■ **THE TASK**
Would you find each line in the entries below with the string "header" and copy it?

##### SUPPLIED RECORDS #####

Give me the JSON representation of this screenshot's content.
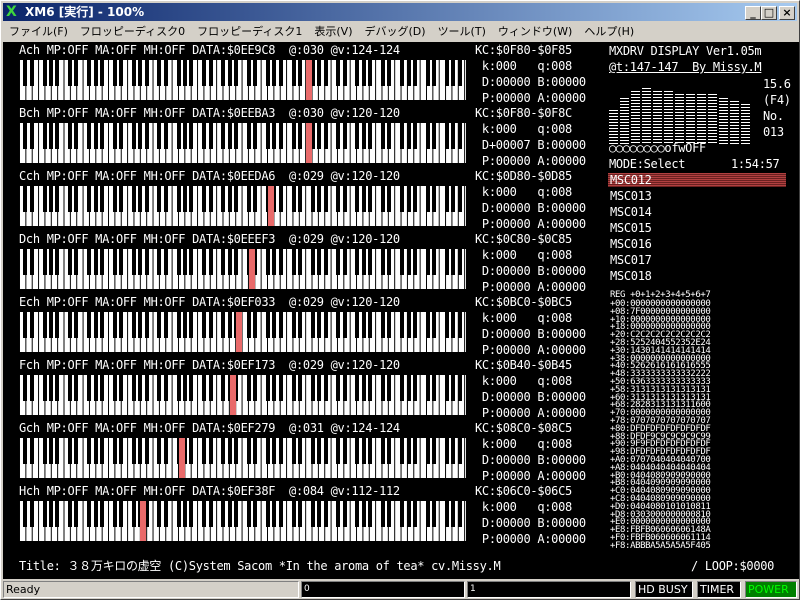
{
  "window": {
    "title": "XM6 [実行] - 100%",
    "app_icon": "X",
    "min": "_",
    "max": "□",
    "close": "×"
  },
  "menu": [
    "ファイル(F)",
    "フロッピーディスク0",
    "フロッピーディスク1",
    "表示(V)",
    "デバッグ(D)",
    "ツール(T)",
    "ウィンドウ(W)",
    "ヘルプ(H)"
  ],
  "channels": [
    {
      "header": "Ach MP:OFF MA:OFF MH:OFF DATA:$0EE9C8  @:030 @v:124-124",
      "kc": "KC:$0F80-$0F85",
      "kq": " k:000   q:008",
      "db": " D:00000 B:00000",
      "pa": " P:00000 A:00000",
      "hit_key": 45
    },
    {
      "header": "Bch MP:OFF MA:OFF MH:OFF DATA:$0EEBA3  @:030 @v:120-120",
      "kc": "KC:$0F80-$0F8C",
      "kq": " k:000   q:008",
      "db": " D+00007 B:00000",
      "pa": " P:00000 A:00000",
      "hit_key": 45
    },
    {
      "header": "Cch MP:OFF MA:OFF MH:OFF DATA:$0EEDA6  @:029 @v:120-120",
      "kc": "KC:$0D80-$0D85",
      "kq": " k:000   q:008",
      "db": " D:00000 B:00000",
      "pa": " P:00000 A:00000",
      "hit_key": 39
    },
    {
      "header": "Dch MP:OFF MA:OFF MH:OFF DATA:$0EEEF3  @:029 @v:120-120",
      "kc": "KC:$0C80-$0C85",
      "kq": " k:000   q:008",
      "db": " D:00000 B:00000",
      "pa": " P:00000 A:00000",
      "hit_key": 36
    },
    {
      "header": "Ech MP:OFF MA:OFF MH:OFF DATA:$0EF033  @:029 @v:120-120",
      "kc": "KC:$0BC0-$0BC5",
      "kq": " k:000   q:008",
      "db": " D:00000 B:00000",
      "pa": " P:00000 A:00000",
      "hit_key": 34
    },
    {
      "header": "Fch MP:OFF MA:OFF MH:OFF DATA:$0EF173  @:029 @v:120-120",
      "kc": "KC:$0B40-$0B45",
      "kq": " k:000   q:008",
      "db": " D:00000 B:00000",
      "pa": " P:00000 A:00000",
      "hit_key": 33
    },
    {
      "header": "Gch MP:OFF MA:OFF MH:OFF DATA:$0EF279  @:031 @v:124-124",
      "kc": "KC:$08C0-$08C5",
      "kq": " k:000   q:008",
      "db": " D:00000 B:00000",
      "pa": " P:00000 A:00000",
      "hit_key": 25
    },
    {
      "header": "Hch MP:OFF MA:OFF MH:OFF DATA:$0EF38F  @:084 @v:112-112",
      "kc": "KC:$06C0-$06C5",
      "kq": " k:000   q:008",
      "db": " D:00000 B:00000",
      "pa": " P:00000 A:00000",
      "hit_key": 19
    }
  ],
  "display": {
    "title": "MXDRV DISPLAY Ver1.05m",
    "tempo": "@t:147-147  By Missy.M",
    "value": "15.6",
    "fkey": "(F4)",
    "no_label": "No.",
    "no_value": "013",
    "indicators": "○○○○○○○○ofwOFF",
    "mode": "MODE:Select",
    "time": "1:54:57",
    "vu_levels": [
      0.55,
      0.75,
      0.85,
      0.9,
      0.85,
      0.85,
      0.8,
      0.8,
      0.8,
      0.8,
      0.75,
      0.7,
      0.65
    ],
    "files": [
      "MSC012",
      "MSC013",
      "MSC014",
      "MSC015",
      "MSC016",
      "MSC017",
      "MSC018"
    ],
    "selected_index": 0
  },
  "registers": {
    "header": "REG +0+1+2+3+4+5+6+7",
    "rows": [
      "+00:0000000000000000",
      "+08:7F00000000000000",
      "+10:0000000000000000",
      "+18:0000000000000000",
      "+20:C2C2C2C2C2C2C2C2",
      "+28:5252404552352E24",
      "+30:1430141414141414",
      "+38:0000000000000000",
      "+40:5262616161616555",
      "+48:3333333333332222",
      "+50:6363333333333333",
      "+58:3131313131313131",
      "+60:3131313131313131",
      "+68:2828313131311600",
      "+70:0000000000000000",
      "+78:0707070707070707",
      "+80:DFDFDFDFDFDFDFDF",
      "+88:DFDF9C9C9C9C9C99",
      "+90:9F9FDFDFDFDFDFDF",
      "+98:DFDFDFDFDFDFDFDF",
      "+A0:0707040404040700",
      "+A8:0404040404040404",
      "+B0:0404080909090000",
      "+B8:0404090909090000",
      "+C0:0404080909090000",
      "+C8:0404080909090000",
      "+D0:0404080101010811",
      "+D8:0303000000000810",
      "+E0:0000000000000000",
      "+E8:FBFB06060606148A",
      "+F0:FBFB060606061114",
      "+F8:ABBBA5A5A5A5F405"
    ]
  },
  "footer": {
    "title_line": "Title: ３８万キロの虚空 (C)System Sacom *In the aroma of tea* cv.Missy.M",
    "loop": "/ LOOP:$0000"
  },
  "status": {
    "ready": "Ready",
    "fdd0": "0",
    "fdd1": "1",
    "hd": "HD BUSY",
    "timer": "TIMER",
    "power": "POWER"
  }
}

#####

■ **TASK RESPONSE**
      "header": "Ach MP:OFF MA:OFF MH:OFF DATA:$0EE9C8  @:030 @v:124-124",
      "header": "Bch MP:OFF MA:OFF MH:OFF DATA:$0EEBA3  @:030 @v:120-120",
      "header": "Cch MP:OFF MA:OFF MH:OFF DATA:$0EEDA6  @:029 @v:120-120",
      "header": "Dch MP:OFF MA:OFF MH:OFF DATA:$0EEEF3  @:029 @v:120-120",
      "header": "Ech MP:OFF MA:OFF MH:OFF DATA:$0EF033  @:029 @v:120-120",
      "header": "Fch MP:OFF MA:OFF MH:OFF DATA:$0EF173  @:029 @v:120-120",
      "header": "Gch MP:OFF MA:OFF MH:OFF DATA:$0EF279  @:031 @v:124-124",
      "header": "Hch MP:OFF MA:OFF MH:OFF DATA:$0EF38F  @:084 @v:112-112",
    "header": "REG +0+1+2+3+4+5+6+7",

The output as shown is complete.